The Effect of the COVID-19 Pandemic on Telehealth

An FDA pilot program to promote transparency in clinical studies falls short of similar efforts by its European and Canadian counterparts.
An FDA pilot program to promote transparency in clinical studies falls short of similar efforts by its European and Canadian counterparts.
Regulations on telehealth services were rapidly deregulated early into the COVID-19 pandemic, but questions remain about quality of care and patient disparities.

In response to the need for physical distancing, telehealth services were rapidly expanded for Medicare beneficiaries, but questions remain about the quality of care that patients receive through telehealth and the perpetuation of any patient disparities, according to an article published in JAMA Oncology.

The deregulation of telehealth services occurred through 3 federal stimulus packages passed in March 2020. “This effectively allowed the primary face-to-face patient-oncologist encounters (consultations, follow-ups, and, for radiation oncologists, on-treatment visits) to be conducted entirely virtually,” the authors wrote.

Prior to the pandemic, the US Centers for Medicare & Medicaid Services (CMS) covered specific telehealth services for patients receiving their health care in nonurban areas or where there was a shortage of professional health care providers. Other restrictions to providing telehealth included communication technologies that were compliant with the Health Insurance Portability and Accountability Act (HIPPA) and the eligibility of health care professionals who could participate in telehealth services.

The 3 stimulus packages, including the Coronavirus Preparedness and Response Supplemental Appropriations Act (CRPSA), the Families First Coronavirus Response (FFCR) Act, and the Coronavirus Aid, Relief, and Economic Security (CARES) Act, progressively loosened requirements for telehealth services.

Over 80 services are eligible for telehealth. Because CMS has agreed to not enforce patient eligibility requirements during the pandemic, patients can engage in telehealth visits with clinicians who they may not have had a prior relationship with, such as new consultations.
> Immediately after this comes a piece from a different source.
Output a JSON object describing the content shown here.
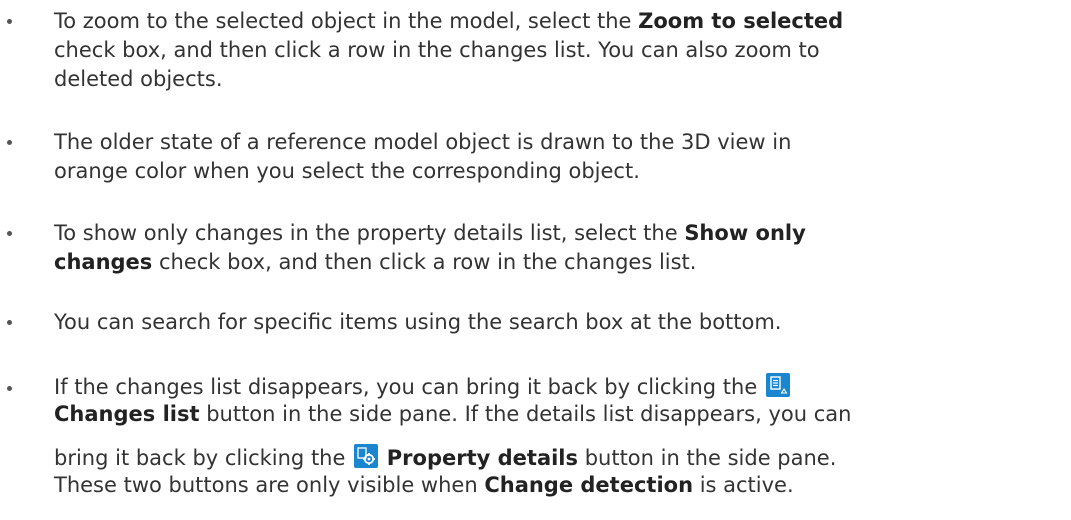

These visits can be conducted through platforms that are not necessarily HIPPA compliant, such as Zoom, and audio-only visits are also now allowed.

Although the changes made by the federal stimulus packages were for Medicare beneficiaries, private payers have largely adopted similar changes.

However, deregulation of telehealth services has also loosened safeguards to ensure quality of care. “The foremost concern during the rapid adoption of telemedicine is maintaining the safety and quality of care,” the authors wrote.

The authors wrote that continuing to monitor quality metrics is important to determine the effect of expanding telehealth services on quality of care.

The authors also raised the concern about the technical requirements of telehealth visits potentially perpetuating disparities in care. “Understanding adoption rates of such at-risk groups as US citizens who are poor, elderly, or live in rural areas will be important.”

“The pandemic is likely to leave a permanent mark on society, and it is plausible that it will catalyze new models of care, including telehealth,” the authors concluded. “How telehealth affects the safety and quality of care, and how the regulatory landscape will look when the COVID-19 public health emergency is behind us, remain open questions that deserve continued observation.”


Royce TJ, Sanoff HK, Rewari A. Telemedicine for cancer care in the time of COVID-19 [July 16, 2020]. JAMA Oncol. doi: 10.1001/jamaoncol.2020.2684

This article originally appeared on Cancer Therapy Advisor